## [ACTIVITY]
Search the entries below for "screenshot", and copy each line where it appears.

(Stored items from a collection)

____________________

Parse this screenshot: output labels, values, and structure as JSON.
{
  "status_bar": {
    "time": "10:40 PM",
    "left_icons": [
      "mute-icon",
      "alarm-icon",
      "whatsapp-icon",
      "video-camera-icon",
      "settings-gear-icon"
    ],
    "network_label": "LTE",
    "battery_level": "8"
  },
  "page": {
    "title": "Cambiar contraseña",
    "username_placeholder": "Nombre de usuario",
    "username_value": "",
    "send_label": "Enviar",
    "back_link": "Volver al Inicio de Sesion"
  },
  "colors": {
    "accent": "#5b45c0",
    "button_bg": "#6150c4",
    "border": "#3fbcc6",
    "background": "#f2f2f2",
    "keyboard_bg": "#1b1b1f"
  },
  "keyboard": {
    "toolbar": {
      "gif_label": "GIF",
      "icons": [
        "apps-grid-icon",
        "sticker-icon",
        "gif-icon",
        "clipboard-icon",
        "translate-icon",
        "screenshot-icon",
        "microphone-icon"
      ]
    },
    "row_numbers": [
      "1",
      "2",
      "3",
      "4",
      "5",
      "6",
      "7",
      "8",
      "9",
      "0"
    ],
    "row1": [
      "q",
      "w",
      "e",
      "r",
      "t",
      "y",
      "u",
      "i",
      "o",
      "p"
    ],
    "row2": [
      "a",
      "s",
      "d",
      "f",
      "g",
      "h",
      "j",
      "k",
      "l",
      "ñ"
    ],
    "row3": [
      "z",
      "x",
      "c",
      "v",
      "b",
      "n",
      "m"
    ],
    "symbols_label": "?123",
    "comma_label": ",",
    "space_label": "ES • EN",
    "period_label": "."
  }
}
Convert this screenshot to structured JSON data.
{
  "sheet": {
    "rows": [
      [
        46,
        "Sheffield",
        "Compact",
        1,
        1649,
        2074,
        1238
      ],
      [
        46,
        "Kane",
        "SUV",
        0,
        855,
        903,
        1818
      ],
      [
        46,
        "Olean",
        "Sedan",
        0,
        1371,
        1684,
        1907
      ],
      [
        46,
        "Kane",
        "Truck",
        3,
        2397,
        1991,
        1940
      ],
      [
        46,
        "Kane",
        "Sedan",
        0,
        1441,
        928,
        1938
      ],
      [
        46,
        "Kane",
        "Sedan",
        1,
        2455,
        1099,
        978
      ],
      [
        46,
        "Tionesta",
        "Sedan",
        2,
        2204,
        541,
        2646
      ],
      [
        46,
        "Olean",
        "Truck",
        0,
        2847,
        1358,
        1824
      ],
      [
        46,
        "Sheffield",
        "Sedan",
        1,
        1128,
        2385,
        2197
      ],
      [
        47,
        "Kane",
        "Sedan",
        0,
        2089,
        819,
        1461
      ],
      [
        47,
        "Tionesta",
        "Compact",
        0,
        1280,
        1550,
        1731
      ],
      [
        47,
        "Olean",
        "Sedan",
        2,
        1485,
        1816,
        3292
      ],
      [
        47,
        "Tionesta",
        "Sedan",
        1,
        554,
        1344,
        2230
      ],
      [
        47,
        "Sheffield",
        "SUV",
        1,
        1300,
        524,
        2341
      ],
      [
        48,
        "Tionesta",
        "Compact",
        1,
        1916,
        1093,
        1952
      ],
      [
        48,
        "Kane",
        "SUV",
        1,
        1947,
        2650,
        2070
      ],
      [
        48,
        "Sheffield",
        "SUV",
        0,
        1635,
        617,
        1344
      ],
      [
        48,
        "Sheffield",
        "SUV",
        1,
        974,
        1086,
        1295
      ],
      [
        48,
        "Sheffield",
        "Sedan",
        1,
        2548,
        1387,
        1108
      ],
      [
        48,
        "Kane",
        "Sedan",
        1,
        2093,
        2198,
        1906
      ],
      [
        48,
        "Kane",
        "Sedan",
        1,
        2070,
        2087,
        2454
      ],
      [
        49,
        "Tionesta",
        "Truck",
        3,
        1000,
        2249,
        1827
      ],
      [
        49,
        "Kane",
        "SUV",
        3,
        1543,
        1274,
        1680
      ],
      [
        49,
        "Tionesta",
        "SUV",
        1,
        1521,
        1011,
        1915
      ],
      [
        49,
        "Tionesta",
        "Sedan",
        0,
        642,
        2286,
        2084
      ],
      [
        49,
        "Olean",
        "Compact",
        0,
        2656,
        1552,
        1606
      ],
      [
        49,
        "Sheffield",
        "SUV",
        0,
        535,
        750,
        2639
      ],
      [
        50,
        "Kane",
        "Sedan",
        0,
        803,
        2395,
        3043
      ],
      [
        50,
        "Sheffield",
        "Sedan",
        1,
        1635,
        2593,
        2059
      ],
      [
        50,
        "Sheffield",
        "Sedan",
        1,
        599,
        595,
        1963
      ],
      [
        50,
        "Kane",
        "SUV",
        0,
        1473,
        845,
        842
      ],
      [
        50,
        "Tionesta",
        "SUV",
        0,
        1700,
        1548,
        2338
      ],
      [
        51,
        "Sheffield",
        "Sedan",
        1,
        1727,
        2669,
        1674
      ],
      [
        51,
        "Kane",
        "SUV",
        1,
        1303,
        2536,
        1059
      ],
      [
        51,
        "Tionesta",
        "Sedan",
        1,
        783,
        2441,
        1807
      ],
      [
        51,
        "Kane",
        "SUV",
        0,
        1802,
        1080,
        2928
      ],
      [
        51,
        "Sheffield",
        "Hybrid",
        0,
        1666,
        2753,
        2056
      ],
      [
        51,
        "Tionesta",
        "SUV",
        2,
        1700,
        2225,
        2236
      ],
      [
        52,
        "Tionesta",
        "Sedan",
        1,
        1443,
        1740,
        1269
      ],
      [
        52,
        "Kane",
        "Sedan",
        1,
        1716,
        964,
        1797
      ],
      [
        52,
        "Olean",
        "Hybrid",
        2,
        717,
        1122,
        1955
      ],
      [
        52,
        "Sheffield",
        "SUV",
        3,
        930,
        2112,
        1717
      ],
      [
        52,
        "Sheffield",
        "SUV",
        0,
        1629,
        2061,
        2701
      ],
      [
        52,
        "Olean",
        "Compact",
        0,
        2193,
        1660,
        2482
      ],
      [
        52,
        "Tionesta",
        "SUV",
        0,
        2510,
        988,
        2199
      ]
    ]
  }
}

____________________

## [RESPONSE]
Parse this screenshot: output labels, values, and structure as JSON.
        "screenshot-icon",
Convert this screenshot to structured JSON data.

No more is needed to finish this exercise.